Written by Lee Schneider, founder of DocuCinema.
Comments on last week’s 500 Words ran the spectrum from “you freaked out Dad,” to “I’m concerned about your mental state.” It got me thinking about which side I was on in the science-spirit game.
Say you’re on West 4th Street in NY. You’re choosing sides for a pickup ball game between the New York Logics and the California Intuitives. The guy leaning on the fence has a great jump shot and is obsessed with hard data. He goes to the Logics. The guy in three point land always makes the right move without thinking about it. He’ll play for the Intuitives. Easy choices? Before I push the basketball metaphor and tear a ligament, consider a crossroads I found myself in a few years ago.
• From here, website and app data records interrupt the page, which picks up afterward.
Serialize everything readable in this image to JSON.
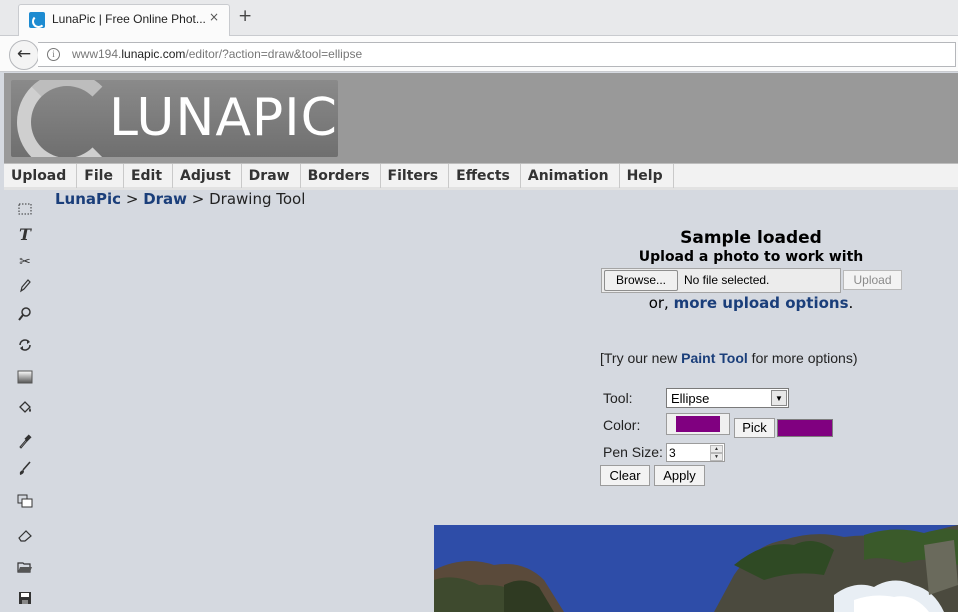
{
  "browser": {
    "tab_title": "LunaPic | Free Online Phot...",
    "tab_close": "×",
    "new_tab": "+",
    "url_prefix": "www194.",
    "url_domain": "lunapic.com",
    "url_path": "/editor/?action=draw&tool=ellipse"
  },
  "header": {
    "logo_text": "LUNAPIC"
  },
  "menu": [
    "Upload",
    "File",
    "Edit",
    "Adjust",
    "Draw",
    "Borders",
    "Filters",
    "Effects",
    "Animation",
    "Help"
  ],
  "breadcrumb": {
    "home": "LunaPic",
    "sep1": " > ",
    "section": "Draw",
    "sep2": " > ",
    "current": "Drawing Tool"
  },
  "upload": {
    "title": "Sample loaded",
    "subtitle": "Upload a photo to work with",
    "browse_label": "Browse...",
    "file_status": "No file selected.",
    "upload_label": "Upload",
    "more_prefix": "or, ",
    "more_link": "more upload options",
    "more_suffix": "."
  },
  "paint_tool": {
    "prefix": "[Try our new ",
    "link": "Paint Tool",
    "suffix": " for more options)"
  },
  "form": {
    "tool_label": "Tool:",
    "tool_value": "Ellipse",
    "color_label": "Color:",
    "pick_label": "Pick",
    "pen_size_label": "Pen Size:",
    "pen_size_value": "3",
    "clear_label": "Clear",
    "apply_label": "Apply"
  },
  "colors": {
    "selected_color": "#800080",
    "link_color": "#1a3e7a",
    "page_bg": "#d5d9e0"
  },
  "toolbar_icons": [
    "selection-icon",
    "text-icon",
    "scissors-icon",
    "pencil-icon",
    "magnifier-icon",
    "rotate-icon",
    "gradient-icon",
    "paint-bucket-icon",
    "eyedropper-icon",
    "brush-icon",
    "layers-icon",
    "eraser-icon",
    "open-folder-icon",
    "save-icon"
  ]
}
I was making a documentary for the History Channel about the Shroud of Turin, interviewing investigators who wanted proof that the Shroud was the true burial cloth of Jesus. One reputable researcher told me, “if you do the experiment that way, you don’t get the result you want.” The result you want? I realized the guy was no longer a scientist even though he called himself one. He wasn’t playing for the Logics. He’d been traded to the Believers. Thing is, however, other Believers have been pretty good scientists. Francis Bacon, originator of the scientific method, was a Believer. Isaac Newton worked on biblical numerology when he wasn’t working with calculus. This is where the dividing line gets fuzzy.
Charles Darwin was cozy with the Church. According to a piece in Seed Magazine Darwin was close friends with his local pastor, John Brodie Innes. They served on various committees and church-funded groups, including the Sunday School. “We often differed,” Darwin wrote to Innes, “but you are one of those rare mortals, from whom one can differ & yet feel no shade of animosity.”
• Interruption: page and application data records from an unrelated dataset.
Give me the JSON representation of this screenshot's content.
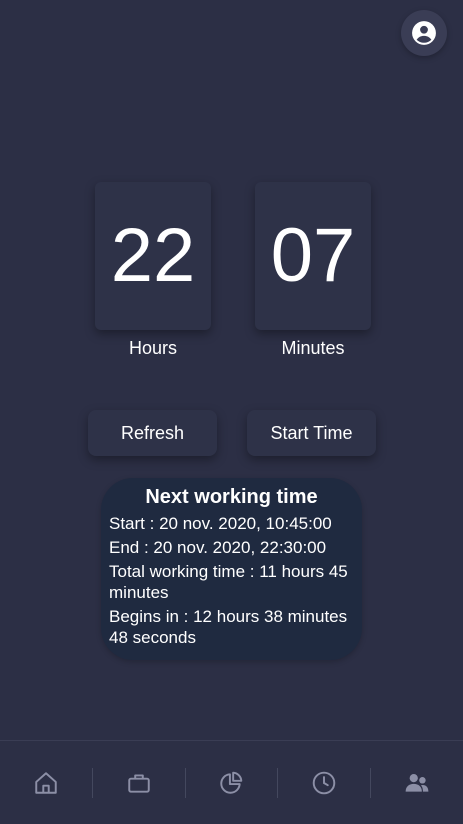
{
  "header": {
    "profile_icon": "account-circle-icon"
  },
  "timer": {
    "hours_value": "22",
    "hours_label": "Hours",
    "minutes_value": "07",
    "minutes_label": "Minutes"
  },
  "actions": {
    "refresh_label": "Refresh",
    "start_time_label": "Start Time"
  },
  "next_working": {
    "title": "Next working time",
    "start": "Start : 20 nov. 2020, 10:45:00",
    "end": "End : 20 nov. 2020, 22:30:00",
    "total": "Total working time : 11 hours 45 minutes",
    "begins_in": "Begins in : 12 hours 38 minutes 48 seconds"
  },
  "nav": {
    "items": [
      {
        "icon": "home-icon"
      },
      {
        "icon": "briefcase-icon"
      },
      {
        "icon": "pie-chart-icon"
      },
      {
        "icon": "clock-icon"
      },
      {
        "icon": "users-icon"
      }
    ]
  },
  "colors": {
    "background": "#2c2f45",
    "card": "#1f2a40",
    "box": "#2e3248",
    "icon_muted": "#8c8fa6"
  }
}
Innes wrote of Darwin: “He is a most accurate observer, and never states anything as a fact which he has not most thoroughly investigated … He follows his own course as a Naturalist and leaves Moses to take care of himself.” Walking in this crossroads of science and spirit you might encounter Deepak Chopra, who seems a little pissed off at science lately. Dr. Chopra recently wrote in the San Francisco Chronicle, an article reprinted on intent.com, about what he calls science’s “diabolical creativity.” The atom bomb, Thalidomide, DDT and hormone-injected meat are all on Dr. Chopra’s “Bad Science” list. He says scientists shouldn’t act like they are above morality.
That’s a tough one. You place limits on research and the free flow of ideas isn’t so free any more. This sort of action produces not Bad Science but Bad Religion: Believers vs. Infidels, Crusades, Holy Wars, regimes that suppress the rights of women. Moral absolutes might feel good to some but do they help investigators get at the truth?
Maybe, in truth, the truth is blurry. Creationists hate Darwin, but in truth he was involved in Church affairs because he knew it was good for the community. Truth is Chopra thinks from the heart, but he has years of medical training and has a scientific mind.
What team do you play for? Or do we need to choose up sides at all?
Stay curious and see you next Thursday.